  • The morphonological system of the Russian language (= Travaux du Cercle Linguistique de Prague. 5). Harrassowitz, Leipzig 1934; Vandenhoeck & Ruprecht, Göttingen 1958.
  • Guide to phonological descriptions. Harrassowitz, Leipzig 1935.
  • Basics of phonology (= Travaux du Cercle Linguistique de Prague. 7). Prague 1939 [posthumously]; 7th edition: Vandenhoeck & Ruprecht, Göttingen 1989, ISBN 3-525-26401-1 .
  • Old Church Slavonic grammar. Writing, sound and form system. Edited by Rudolf Jagoditsch. Rohrer, Vienna 1954; Böhlau, Graz / Vienna / Cologne 1968.
  • The Russian poets of the 18th and 19th centuries. Outline of a development history. Edited by Rudolf Jagoditsch. Böhlau, Graz / Cologne 1956.
  • Dostoevskij as an artist. Mouton, The Hague / London / Paris 1964.
  • NS Trubetzkoy's letters and notes. Mouton, Berlin / New York / Amsterdam 1985, ISBN 3-11-010593-4 .
  • Opera slavica minora linguistica. Publishing house of the Austrian Academy of Sciences, Vienna 1988, ISBN 3-7001-1422-2 .
  • Russia - Europe - Eurasia. Selected writings on cultural studies. Edited by Fedor B. Poljakov. Publishing house of the Austrian Academy of Sciences, Vienna 2005, ISBN 3-7001-3329-4 .


  • Л. И. Новикова, И. Н. Сиземская (Ed.): Россия между Европой и Азией: Евразийзкий соблазн. Moskwa 1993, ISBN 5-02-008215-5 . (Russian)
  • Utz Maas : Persecution and emigration of German-speaking linguists 1933–1945. Entry on Nikolai Sergejewitsch Trubetzkoy (accessed: April 15, 2018)
  • Fedor B. Poljakov: Nikolaj Trubetzkoy's Eurasian vision: background and effect. In: Nikolaj S. Trubetzkoy: Russia - Europe - Eurasia. Selected writings on cultural studies. Vienna 2005, ISBN 3-7001-3329-4 , pp. 315-414.

Web links

Commons : Nikolai Trubetzkoy  - collection of pictures, videos and audio files

Individual evidence

  1. Leonid Luks : The "third way" of the "neo-Eurasian" magazine "Ėlementy". Back to the Third Reich? Studies in East European Thought, 52, 2000, pp. 49-71; and dsb .: Eurasia from a neototalitarian perspective.

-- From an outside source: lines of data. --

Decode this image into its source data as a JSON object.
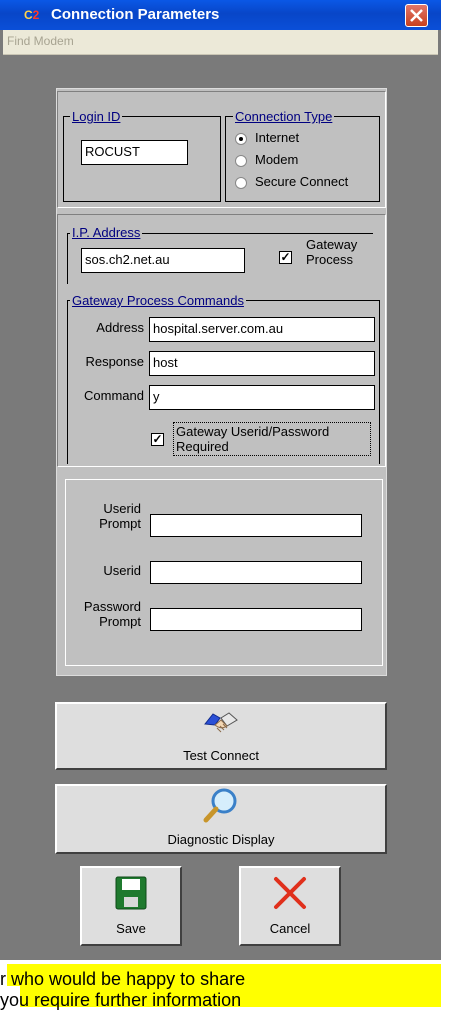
{
  "window": {
    "title": "Connection Parameters",
    "menu": {
      "find_modem": "Find Modem"
    }
  },
  "login": {
    "legend": "Login ID",
    "value": "ROCUST"
  },
  "connection_type": {
    "legend": "Connection Type",
    "options": [
      "Internet",
      "Modem",
      "Secure Connect"
    ],
    "selected": "Internet"
  },
  "ip": {
    "legend": "I.P. Address",
    "value": "sos.ch2.net.au",
    "gateway_process_label": "Gateway Process",
    "gateway_process_checked": true
  },
  "gateway_commands": {
    "legend": "Gateway Process Commands",
    "address_label": "Address",
    "address_value": "hospital.server.com.au",
    "response_label": "Response",
    "response_value": "host",
    "command_label": "Command",
    "command_value": "y",
    "userpass_label": "Gateway Userid/Password Required",
    "userpass_checked": true
  },
  "credentials": {
    "userid_prompt_label": "Userid Prompt",
    "userid_prompt_value": "",
    "userid_label": "Userid",
    "userid_value": "",
    "password_prompt_label": "Password Prompt",
    "password_prompt_value": ""
  },
  "buttons": {
    "test_connect": "Test Connect",
    "diagnostic_display": "Diagnostic Display",
    "save": "Save",
    "cancel": "Cancel"
  },
  "footer": {
    "line1": "r who would be happy to share",
    "line2": " you require further information"
  },
  "colors": {
    "titlebar": "#0a58e6",
    "legend_text": "#000080",
    "highlight": "#ffff00"
  }
}
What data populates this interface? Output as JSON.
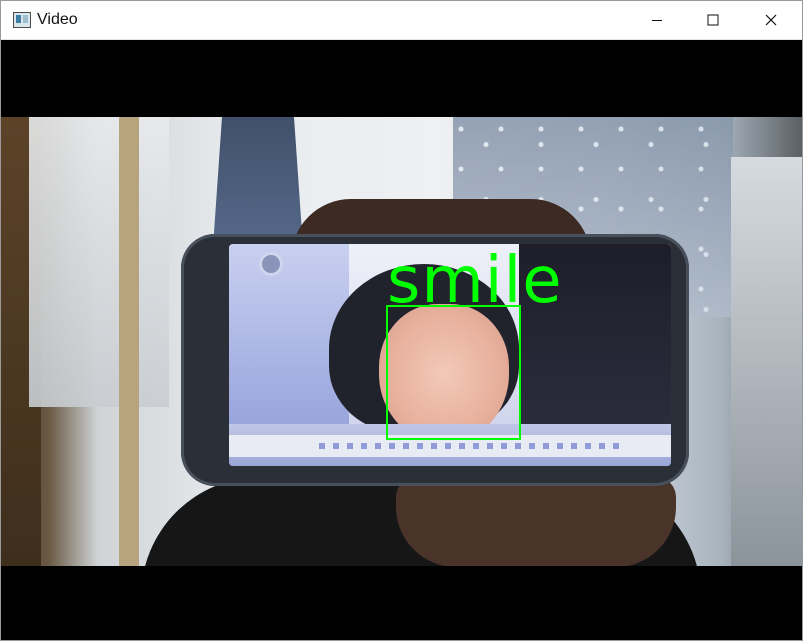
{
  "window": {
    "title": "Video",
    "icon": "app-icon",
    "controls": {
      "minimize_icon": "minimize-icon",
      "maximize_icon": "maximize-icon",
      "close_icon": "close-icon"
    }
  },
  "video": {
    "detection_label": "smile",
    "detection_color": "#00ff00"
  }
}
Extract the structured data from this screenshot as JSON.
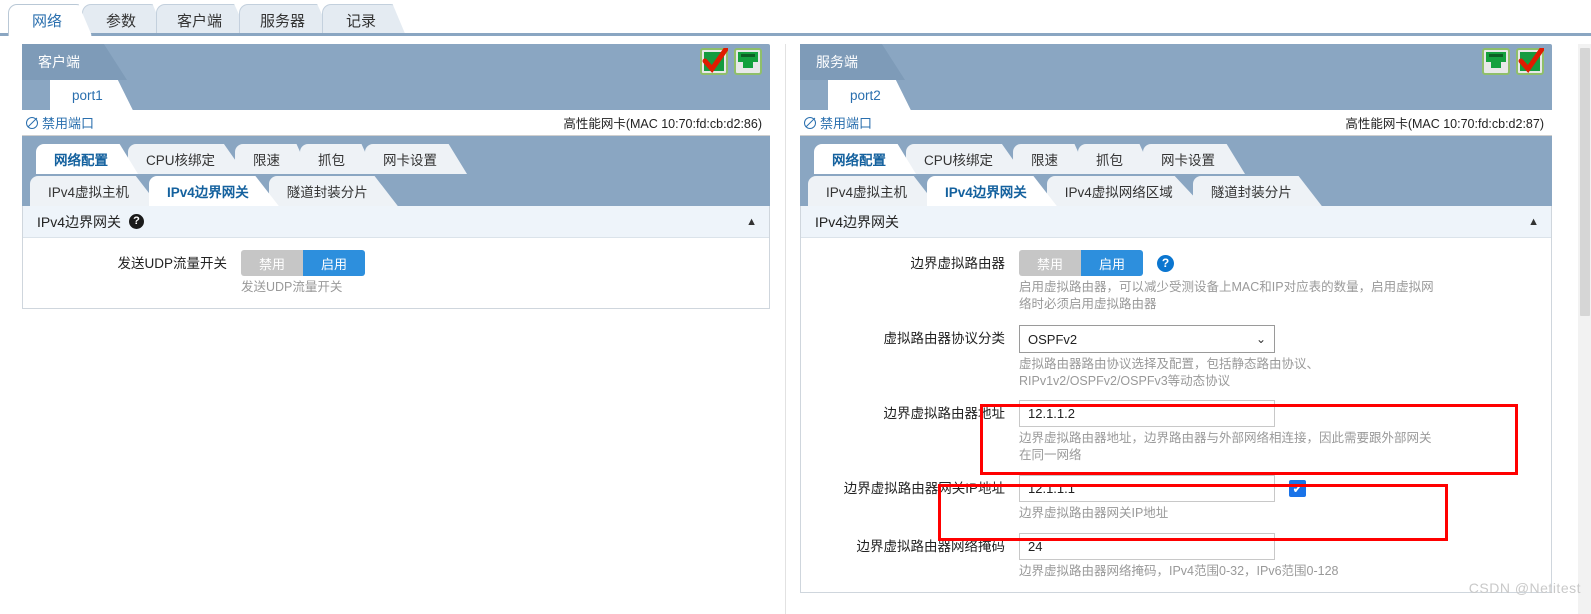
{
  "top_tabs": [
    {
      "label": "网络",
      "active": true
    },
    {
      "label": "参数",
      "active": false
    },
    {
      "label": "客户端",
      "active": false
    },
    {
      "label": "服务器",
      "active": false
    },
    {
      "label": "记录",
      "active": false
    }
  ],
  "left_panel": {
    "title": "客户端",
    "port_tab": "port1",
    "disable_port": "禁用端口",
    "nic_info": "高性能网卡(MAC 10:70:fd:cb:d2:86)",
    "tabs_row1": [
      {
        "label": "网络配置",
        "active": true
      },
      {
        "label": "CPU核绑定",
        "active": false
      },
      {
        "label": "限速",
        "active": false
      },
      {
        "label": "抓包",
        "active": false
      },
      {
        "label": "网卡设置",
        "active": false
      }
    ],
    "tabs_row2": [
      {
        "label": "IPv4虚拟主机",
        "active": false
      },
      {
        "label": "IPv4边界网关",
        "active": true
      },
      {
        "label": "隧道封装分片",
        "active": false
      }
    ],
    "card": {
      "title": "IPv4边界网关",
      "collapse_caret": "▲",
      "help_glyph": "?",
      "fields": [
        {
          "label": "发送UDP流量开关",
          "type": "toggle",
          "off_label": "禁用",
          "on_label": "启用",
          "value": "启用",
          "hint": "发送UDP流量开关"
        }
      ]
    },
    "status_icons": [
      "check-badge-icon",
      "ethernet-port-icon"
    ]
  },
  "right_panel": {
    "title": "服务端",
    "port_tab": "port2",
    "disable_port": "禁用端口",
    "nic_info": "高性能网卡(MAC 10:70:fd:cb:d2:87)",
    "tabs_row1": [
      {
        "label": "网络配置",
        "active": true
      },
      {
        "label": "CPU核绑定",
        "active": false
      },
      {
        "label": "限速",
        "active": false
      },
      {
        "label": "抓包",
        "active": false
      },
      {
        "label": "网卡设置",
        "active": false
      }
    ],
    "tabs_row2": [
      {
        "label": "IPv4虚拟主机",
        "active": false
      },
      {
        "label": "IPv4边界网关",
        "active": true
      },
      {
        "label": "IPv4虚拟网络区域",
        "active": false
      },
      {
        "label": "隧道封装分片",
        "active": false
      }
    ],
    "card": {
      "title": "IPv4边界网关",
      "collapse_caret": "▲",
      "fields": {
        "vrouter_toggle": {
          "label": "边界虚拟路由器",
          "off_label": "禁用",
          "on_label": "启用",
          "value": "启用",
          "help_glyph": "?",
          "hint": "启用虚拟路由器，可以减少受测设备上MAC和IP对应表的数量，启用虚拟网络时必须启用虚拟路由器"
        },
        "protocol": {
          "label": "虚拟路由器协议分类",
          "value": "OSPFv2",
          "chevron": "⌄",
          "hint": "虚拟路由器路由协议选择及配置，包括静态路由协议、RIPv1v2/OSPFv2/OSPFv3等动态协议"
        },
        "vrouter_address": {
          "label": "边界虚拟路由器地址",
          "value": "12.1.1.2",
          "hint": "边界虚拟路由器地址，边界路由器与外部网络相连接，因此需要跟外部网关在同一网络",
          "highlighted": true
        },
        "gateway_ip": {
          "label": "边界虚拟路由器网关IP地址",
          "value": "12.1.1.1",
          "checkbox_checked": true,
          "checkbox_glyph": "✔",
          "hint": "边界虚拟路由器网关IP地址",
          "highlighted": true
        },
        "netmask": {
          "label": "边界虚拟路由器网络掩码",
          "value": "24",
          "hint": "边界虚拟路由器网络掩码，IPv4范围0-32，IPv6范围0-128"
        }
      }
    },
    "status_icons": [
      "ethernet-port-icon",
      "check-badge-icon"
    ]
  },
  "watermark": "CSDN @Netitest",
  "colors": {
    "accent_blue": "#2d8fdd",
    "panel_header": "#8aa6c2",
    "tab_active_text": "#14619e",
    "highlight_red": "#ff0000",
    "toggle_off_gray": "#c6c6c6"
  }
}
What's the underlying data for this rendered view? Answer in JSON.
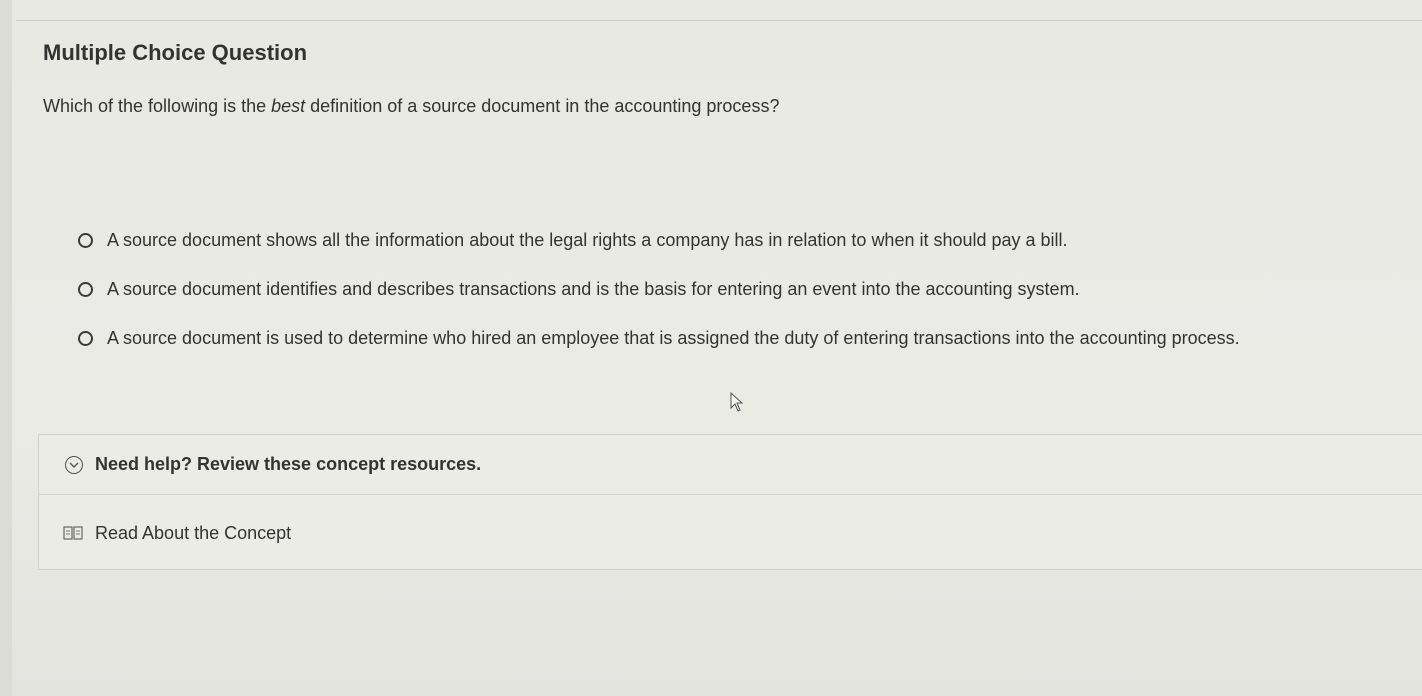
{
  "question": {
    "type_label": "Multiple Choice Question",
    "prompt_before": "Which of the following is the ",
    "prompt_emphasis": "best",
    "prompt_after": " definition of a source document in the accounting process?"
  },
  "options": [
    {
      "label": "A source document shows all the information about the legal rights a company has in relation to when it should pay a bill.",
      "selected": false
    },
    {
      "label": "A source document identifies and describes transactions and is the basis for entering an event into the accounting system.",
      "selected": false
    },
    {
      "label": "A source document is used to determine who hired an employee that is assigned the duty of entering transactions into the accounting process.",
      "selected": false
    }
  ],
  "help": {
    "toggle_label": "Need help? Review these concept resources.",
    "toggle_icon": "chevron-down-circle-icon",
    "resources": [
      {
        "label": "Read About the Concept",
        "icon": "book-icon"
      }
    ]
  }
}
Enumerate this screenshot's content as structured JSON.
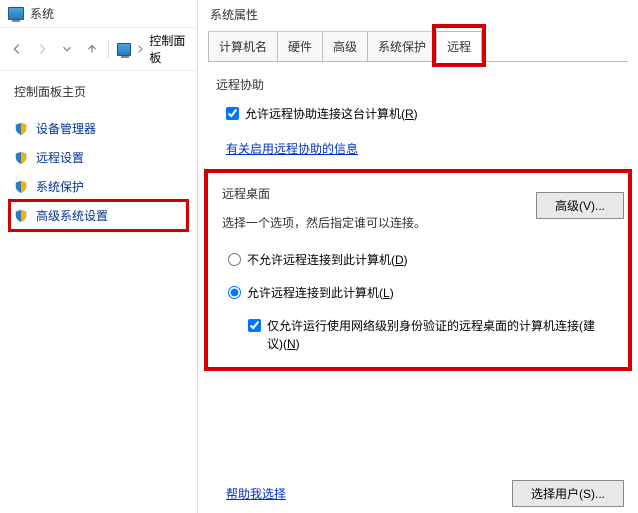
{
  "window": {
    "title": "系统"
  },
  "breadcrumb": {
    "item": "控制面板"
  },
  "sidebar": {
    "title": "控制面板主页",
    "items": [
      {
        "label": "设备管理器"
      },
      {
        "label": "远程设置"
      },
      {
        "label": "系统保护"
      },
      {
        "label": "高级系统设置"
      }
    ]
  },
  "dialog": {
    "title": "系统属性"
  },
  "tabs": [
    {
      "label": "计算机名"
    },
    {
      "label": "硬件"
    },
    {
      "label": "高级"
    },
    {
      "label": "系统保护"
    },
    {
      "label": "远程"
    }
  ],
  "remote_assist": {
    "group_label": "远程协助",
    "checkbox_label": "允许远程协助连接这台计算机(",
    "checkbox_key": "R",
    "checkbox_suffix": ")",
    "info_link": "有关启用远程协助的信息",
    "advanced_btn": "高级(V)..."
  },
  "remote_desktop": {
    "group_label": "远程桌面",
    "desc": "选择一个选项，然后指定谁可以连接。",
    "radio_disallow": "不允许远程连接到此计算机(",
    "radio_disallow_key": "D",
    "radio_allow": "允许远程连接到此计算机(",
    "radio_allow_key": "L",
    "radio_suffix": ")",
    "nla_check": "仅允许运行使用网络级别身份验证的远程桌面的计算机连接(建议)(",
    "nla_key": "N",
    "nla_suffix": ")"
  },
  "footer": {
    "help_link": "帮助我选择",
    "select_users_btn": "选择用户(S)..."
  }
}
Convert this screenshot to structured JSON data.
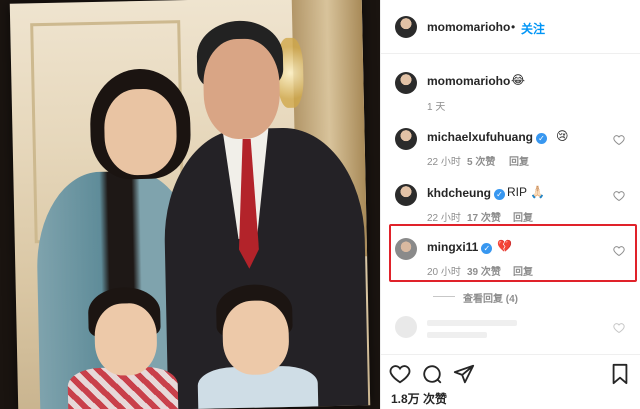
{
  "post": {
    "author": "momomarioho",
    "separator": "•",
    "follow_label": "关注"
  },
  "caption": {
    "username": "momomarioho",
    "text": "😂",
    "time": "1 天"
  },
  "comments": [
    {
      "username": "michaelxufuhuang",
      "verified": true,
      "text": "😢",
      "time": "22 小时",
      "likes": "5 次赞",
      "reply_label": "回复"
    },
    {
      "username": "khdcheung",
      "verified": true,
      "text": "RIP 🙏🏻",
      "time": "22 小时",
      "likes": "17 次赞",
      "reply_label": "回复"
    },
    {
      "username": "mingxi11",
      "verified": true,
      "text": "💔",
      "time": "20 小时",
      "likes": "39 次赞",
      "reply_label": "回复"
    }
  ],
  "view_replies": "查看回复 (4)",
  "icons": {
    "verified": "verified-badge-icon",
    "like_comment": "heart-outline-icon",
    "like": "heart-icon",
    "comment": "comment-bubble-icon",
    "share": "paper-plane-icon",
    "save": "bookmark-icon"
  },
  "like_count": "1.8万 次赞",
  "colors": {
    "follow": "#0095f6",
    "verified": "#3897f0",
    "highlight": "#e0222a",
    "secondary_text": "#8e8e8e"
  }
}
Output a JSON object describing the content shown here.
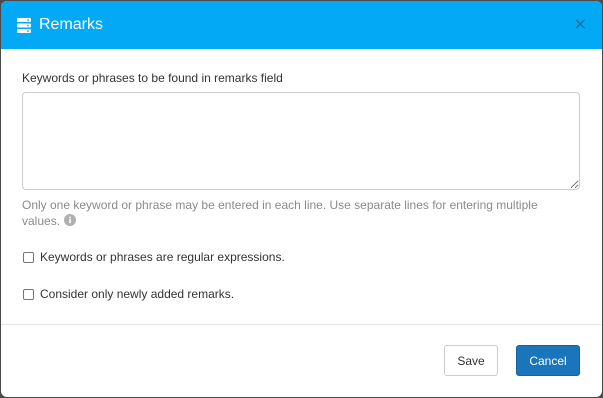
{
  "header": {
    "title": "Remarks",
    "icon": "server-stack-icon",
    "close_glyph": "×",
    "background_color": "#03a9f4"
  },
  "body": {
    "keywords_label": "Keywords or phrases to be found in remarks field",
    "keywords_value": "",
    "help_text": "Only one keyword or phrase may be entered in each line. Use separate lines for entering multiple values.",
    "help_icon": "info-icon",
    "options": [
      {
        "label": "Keywords or phrases are regular expressions.",
        "checked": false
      },
      {
        "label": "Consider only newly added remarks.",
        "checked": false
      }
    ]
  },
  "footer": {
    "save_label": "Save",
    "cancel_label": "Cancel",
    "primary_color": "#1a75bb"
  }
}
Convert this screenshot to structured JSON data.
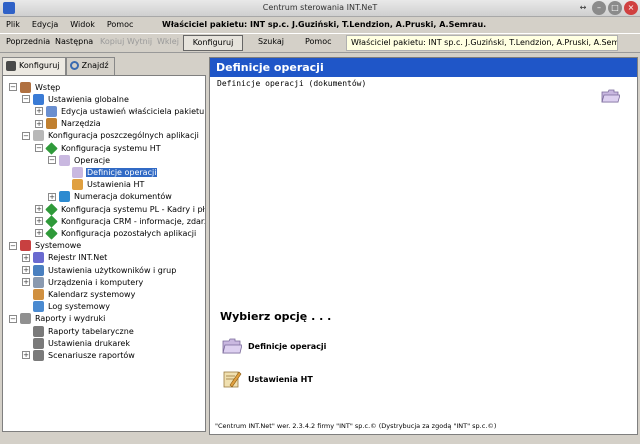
{
  "window": {
    "title": "Centrum sterowania INT.NeT"
  },
  "menu": [
    "Plik",
    "Edycja",
    "Widok",
    "Pomoc"
  ],
  "menubar_owner": "Właściciel pakietu: INT sp.c. J.Guziński, T.Lendzion, A.Pruski, A.Semrau.",
  "toolbar": {
    "buttons": [
      {
        "label": "Poprzednia",
        "enabled": true
      },
      {
        "label": "Następna",
        "enabled": true
      },
      {
        "label": "Kopiuj",
        "enabled": false
      },
      {
        "label": "Wytnij",
        "enabled": false
      },
      {
        "label": "Wklej",
        "enabled": false
      }
    ],
    "configure": "Konfiguruj",
    "search": "Szukaj",
    "help": "Pomoc",
    "owner": "Właściciel pakietu: INT sp.c. J.Guziński, T.Lendzion, A.Pruski, A.Semrau."
  },
  "tabs": [
    {
      "label": "Konfiguruj",
      "active": true
    },
    {
      "label": "Znajdź",
      "active": false
    }
  ],
  "tree": [
    {
      "label": "Wstęp",
      "level": 0,
      "exp": "-",
      "icon": "gears-icon",
      "color": "#b07040"
    },
    {
      "label": "Ustawienia globalne",
      "level": 1,
      "exp": "-",
      "icon": "globe-icon",
      "color": "#3a7bd5"
    },
    {
      "label": "Edycja ustawień właściciela pakietu",
      "level": 2,
      "exp": "+",
      "icon": "user-settings-icon",
      "color": "#6a8fd0"
    },
    {
      "label": "Narzędzia",
      "level": 2,
      "exp": "+",
      "icon": "tools-icon",
      "color": "#c08030"
    },
    {
      "label": "Konfiguracja poszczególnych aplikacji",
      "level": 1,
      "exp": "-",
      "icon": "apps-config-icon",
      "color": "#b8b8b8"
    },
    {
      "label": "Konfiguracja systemu HT",
      "level": 2,
      "exp": "-",
      "icon": "diamond-icon",
      "color": "#2f9a3a"
    },
    {
      "label": "Operacje",
      "level": 3,
      "exp": "-",
      "icon": "folder-open-icon",
      "color": "#c9b8e0"
    },
    {
      "label": "Definicje operacji",
      "level": 4,
      "exp": "",
      "icon": "folder-icon",
      "color": "#c9b8e0",
      "selected": true
    },
    {
      "label": "Ustawienia HT",
      "level": 4,
      "exp": "",
      "icon": "settings-pen-icon",
      "color": "#e0a040"
    },
    {
      "label": "Numeracja dokumentów",
      "level": 3,
      "exp": "+",
      "icon": "numbering-icon",
      "color": "#2c8ad0"
    },
    {
      "label": "Konfiguracja systemu PL - Kadry i płace",
      "level": 2,
      "exp": "+",
      "icon": "diamond-icon",
      "color": "#2f9a3a"
    },
    {
      "label": "Konfiguracja CRM - informacje, zdarzenia",
      "level": 2,
      "exp": "+",
      "icon": "diamond-icon",
      "color": "#2f9a3a"
    },
    {
      "label": "Konfiguracja pozostałych aplikacji",
      "level": 2,
      "exp": "+",
      "icon": "diamond-icon",
      "color": "#2f9a3a"
    },
    {
      "label": "Systemowe",
      "level": 0,
      "exp": "-",
      "icon": "system-icon",
      "color": "#c84040"
    },
    {
      "label": "Rejestr INT.Net",
      "level": 1,
      "exp": "+",
      "icon": "registry-icon",
      "color": "#6a6ad0"
    },
    {
      "label": "Ustawienia użytkowników i grup",
      "level": 1,
      "exp": "+",
      "icon": "users-icon",
      "color": "#4a80c0"
    },
    {
      "label": "Urządzenia i komputery",
      "level": 1,
      "exp": "+",
      "icon": "computer-icon",
      "color": "#8a9ab0"
    },
    {
      "label": "Kalendarz systemowy",
      "level": 1,
      "exp": "",
      "icon": "calendar-icon",
      "color": "#d09040"
    },
    {
      "label": "Log systemowy",
      "level": 1,
      "exp": "",
      "icon": "log-icon",
      "color": "#4a8ad0"
    },
    {
      "label": "Raporty i wydruki",
      "level": 0,
      "exp": "-",
      "icon": "reports-icon",
      "color": "#909090"
    },
    {
      "label": "Raporty tabelaryczne",
      "level": 1,
      "exp": "",
      "icon": "table-report-icon",
      "color": "#7a7a7a"
    },
    {
      "label": "Ustawienia drukarek",
      "level": 1,
      "exp": "",
      "icon": "printer-icon",
      "color": "#7a7a7a"
    },
    {
      "label": "Scenariusze raportów",
      "level": 1,
      "exp": "+",
      "icon": "scenario-icon",
      "color": "#7a7a7a"
    }
  ],
  "right": {
    "header": "Definicje operacji",
    "subtitle": "Definicje operacji (dokumentów)",
    "choose": "Wybierz opcję . . .",
    "options": [
      {
        "label": "Definicje operacji",
        "icon": "folder-icon",
        "color": "#c9b8e0"
      },
      {
        "label": "Ustawienia HT",
        "icon": "settings-pen-icon",
        "color": "#e0a040"
      }
    ],
    "footer": "\"Centrum INT.Net\" wer. 2.3.4.2 firmy \"INT\" sp.c.© (Dystrybucja za zgodą \"INT\" sp.c.©)"
  },
  "colors": {
    "header_blue": "#1f56c8",
    "selection": "#316ac5"
  }
}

On the renaissance of an ideology in today's Russia. Totalitarianism and Democracy , 1, 1, 2004, pp. 63–76 passim